Of course, the Catholic hierarchy, being no fools, and not at all adverse to using the tools of the Revolution to fight the Revolution. Based on the U.S. Boy Scouts, and the Catholic Youth Organization (which had been formed to create an alternative to the Protestant led YMCA), Archbishop the various organizations were finally brought together in the early 1920s… just in time for the Catholic Church to decide that to fight the Revolution, they needed to use the tools of the Revolution. Through the Knights of Columbus and Liga Nacional Defensora de la Libertad Religiosa, various quasi-military youth organizations were set up. Both the K of C and the Liga were active in the Cristero War, so it wasn’t until the 1930s that the various youth groups were somewhat reluctantly allowed into the larger Scouting community.
There were scouting groups for young women, rather less organized (and, perhaps not surprisingly, given the odd situation in post-revolutionary Mexico it was often in conservative movements where women first emerged as leaders in their own right), mostly under Catholic Church auspices. While all were eventually brought into the Asociación de Scouts de México A. C . it was a somewhat awkward fit between the militantly secular and militantly Catholic organizations. In 1962, the Movimiento de Juventudes Cristianas went their own way. They have maintained gender segregated groups… that “Chains of the Holy Trinity” being a rather clumsy translation of “Cadena” … the term used by the MJC for their girls’ groups. In other words, it was Holy Trinity Girl Scout Troop that was attacked. One difference between MJC and the other Scouting organizations is that MJC has no direct adult supervision, which may have factored in the recent tragedy.

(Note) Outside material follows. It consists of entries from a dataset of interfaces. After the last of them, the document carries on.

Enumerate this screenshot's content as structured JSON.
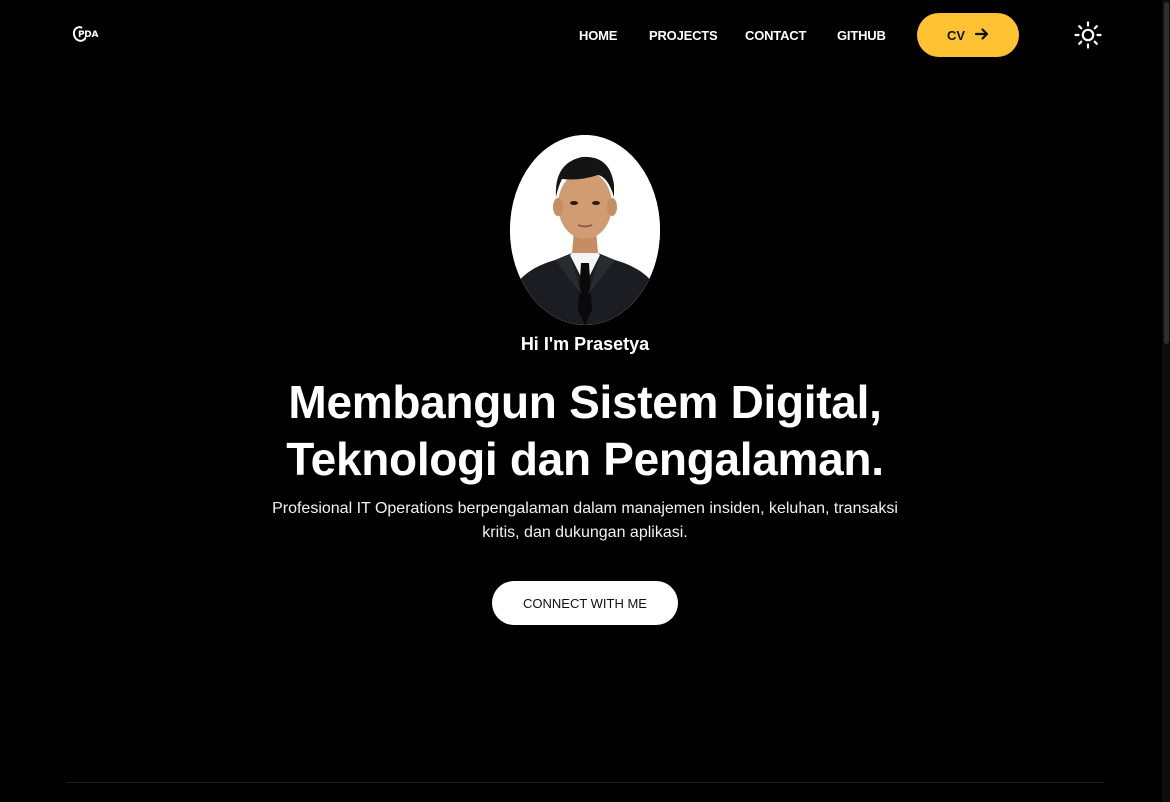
{
  "header": {
    "logo_text": "PDA",
    "nav": {
      "home": "HOME",
      "projects": "PROJECTS",
      "contact": "CONTACT",
      "github": "GITHUB"
    },
    "cv_label": "CV",
    "cv_icon": "arrow-right-icon",
    "theme_icon": "sun-icon"
  },
  "hero": {
    "greeting": "Hi I'm Prasetya",
    "headline_line1": "Membangun Sistem Digital,",
    "headline_line2": "Teknologi dan Pengalaman.",
    "subtitle": "Profesional IT Operations berpengalaman dalam manajemen insiden, keluhan, transaksi kritis, dan dukungan aplikasi.",
    "connect_label": "CONNECT WITH ME"
  },
  "colors": {
    "background": "#000000",
    "accent": "#ffc233",
    "text": "#ffffff"
  }
}
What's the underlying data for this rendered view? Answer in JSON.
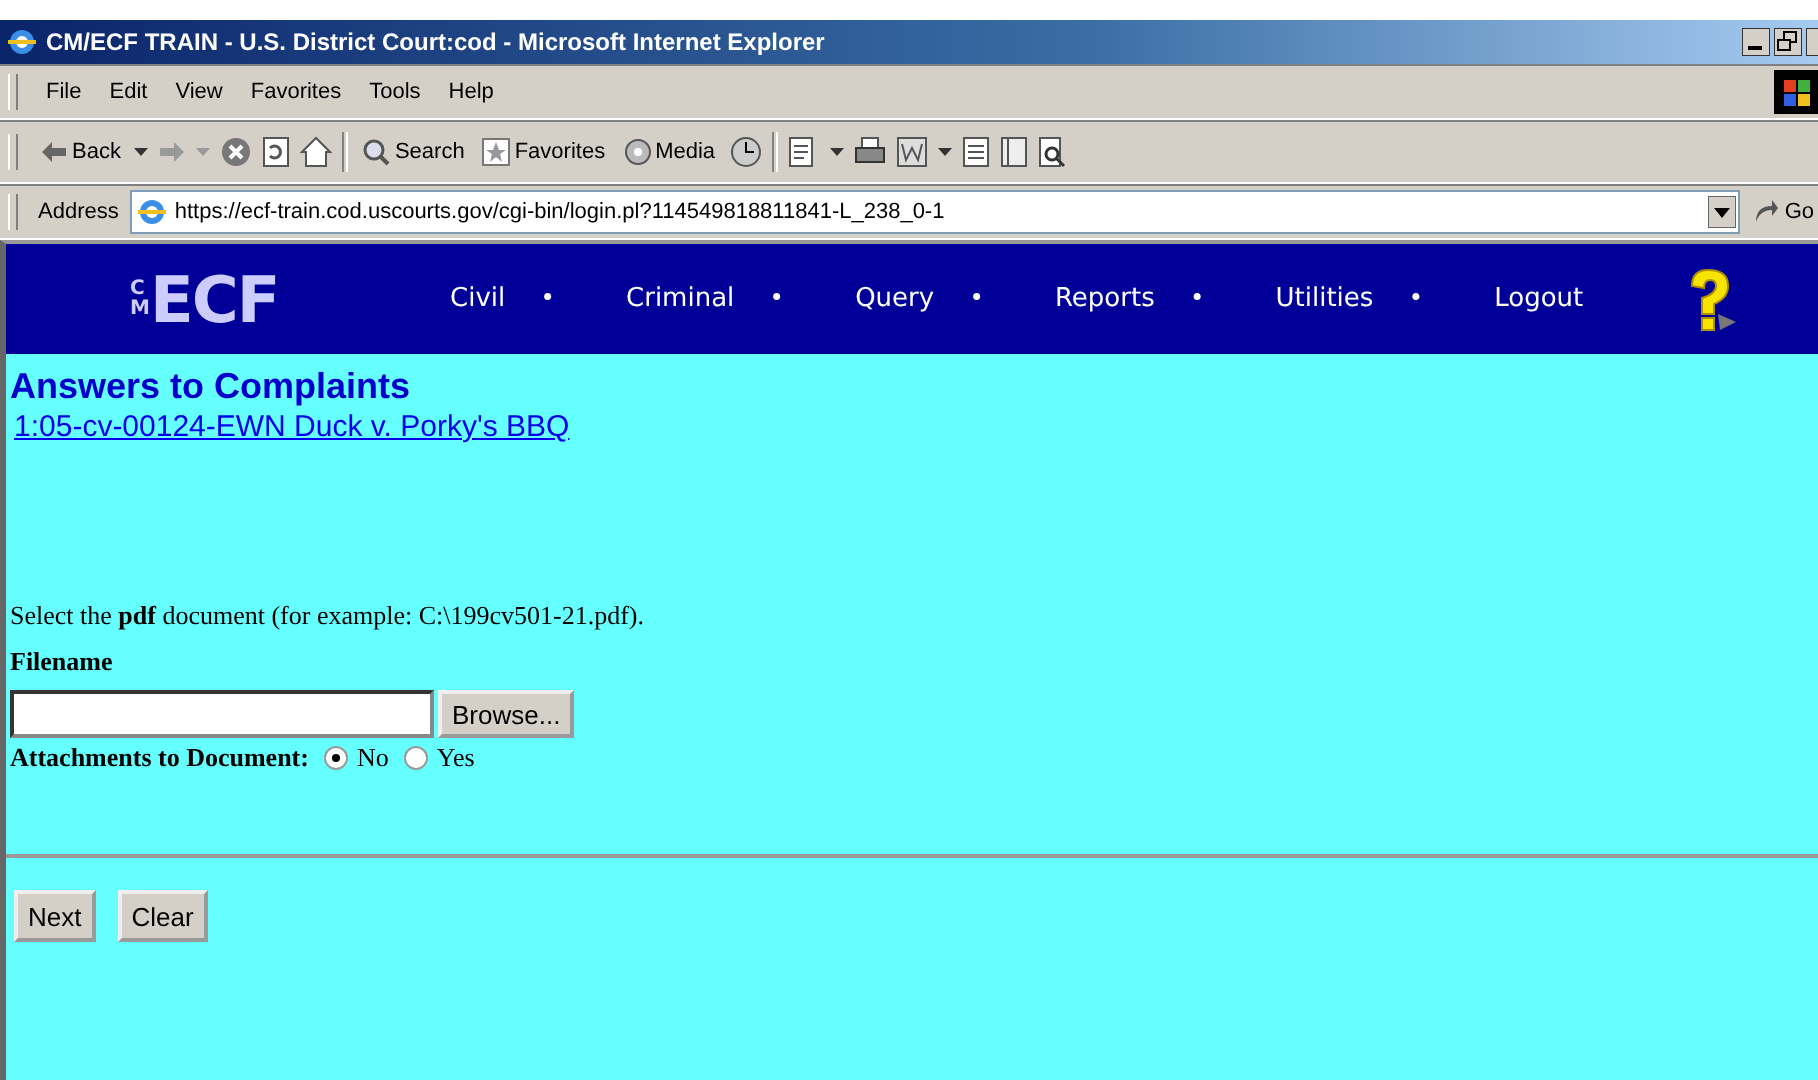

Typically Mexican, every progressive act is going to annoy some traditionalist. The Asociación Traditional de Scouts de México A. C (in their logo, the “Traditional” is in gold lettering, and the “T” is a point size or two larger) was formed in 1981 in response to the decision by the Asociación de Scouts de México A. C . to do away with gender segregation.
But then too, what’s any movement in Mexico without an intellectual avant-garde? The Agrupación Scout Mexican, A.C. might go in for camping and knot-tying and wearing uniforms too, but they have their own manual, one that borrows more from John Dewey, María Montessori, Jean Piaget and Paulo Freire than Lord Baden-Powell’s “Scouting For Boys”.

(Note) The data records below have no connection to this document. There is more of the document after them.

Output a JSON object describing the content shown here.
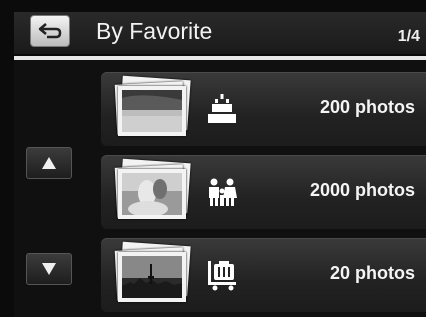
{
  "header": {
    "title": "By Favorite",
    "page_indicator": "1/4"
  },
  "rows": [
    {
      "label": "200 photos",
      "icon": "birthday-cake-icon"
    },
    {
      "label": "2000 photos",
      "icon": "family-icon"
    },
    {
      "label": "20 photos",
      "icon": "luggage-cart-icon"
    }
  ],
  "nav": {
    "up_icon": "up-arrow-icon",
    "down_icon": "down-arrow-icon"
  }
}
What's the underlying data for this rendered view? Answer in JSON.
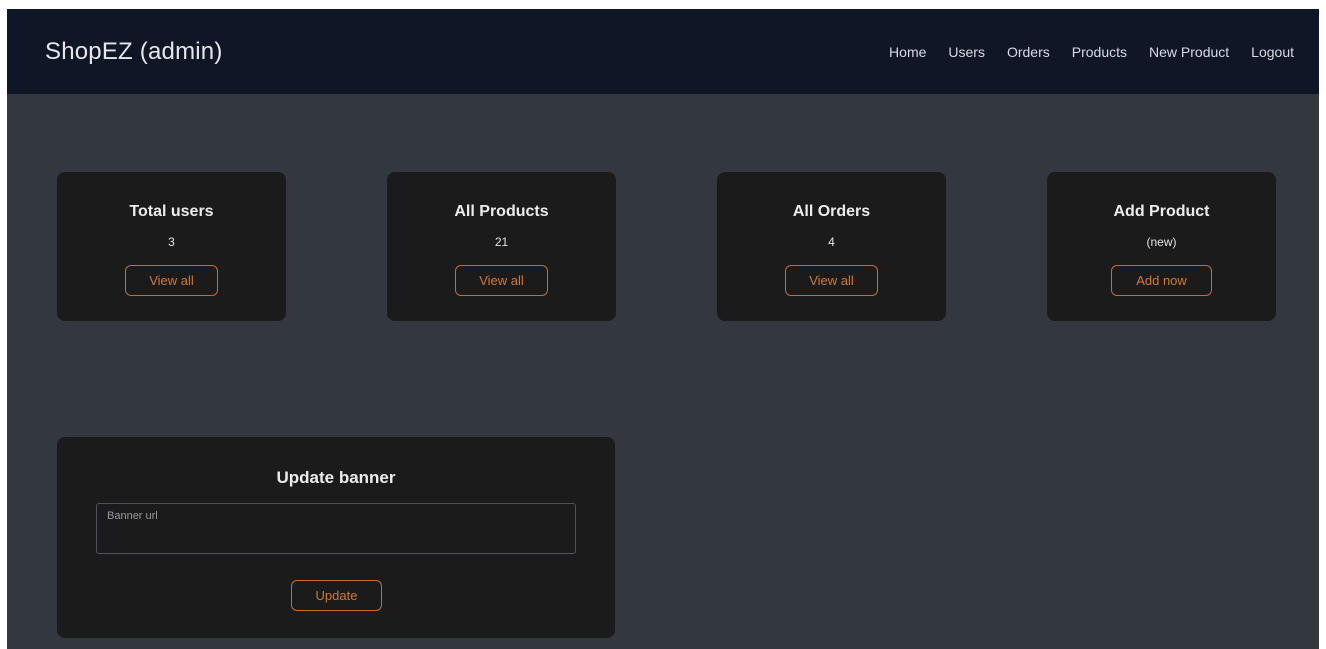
{
  "navbar": {
    "brand": "ShopEZ (admin)",
    "links": [
      {
        "label": "Home"
      },
      {
        "label": "Users"
      },
      {
        "label": "Orders"
      },
      {
        "label": "Products"
      },
      {
        "label": "New Product"
      },
      {
        "label": "Logout"
      }
    ]
  },
  "cards": [
    {
      "title": "Total users",
      "value": "3",
      "button": "View all"
    },
    {
      "title": "All Products",
      "value": "21",
      "button": "View all"
    },
    {
      "title": "All Orders",
      "value": "4",
      "button": "View all"
    },
    {
      "title": "Add Product",
      "value": "(new)",
      "button": "Add now"
    }
  ],
  "banner": {
    "title": "Update banner",
    "input_placeholder": "Banner url",
    "input_value": "",
    "button": "Update"
  },
  "colors": {
    "navbar_bg": "#0f1625",
    "page_bg": "#323740",
    "card_bg": "#1b1b1b",
    "accent": "#d5782f"
  }
}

In other words, Mexican Scouting is just… Mexican: Revolutionary in its roots, vaguely idealistic and egalitarian, diverse in tradition and expression.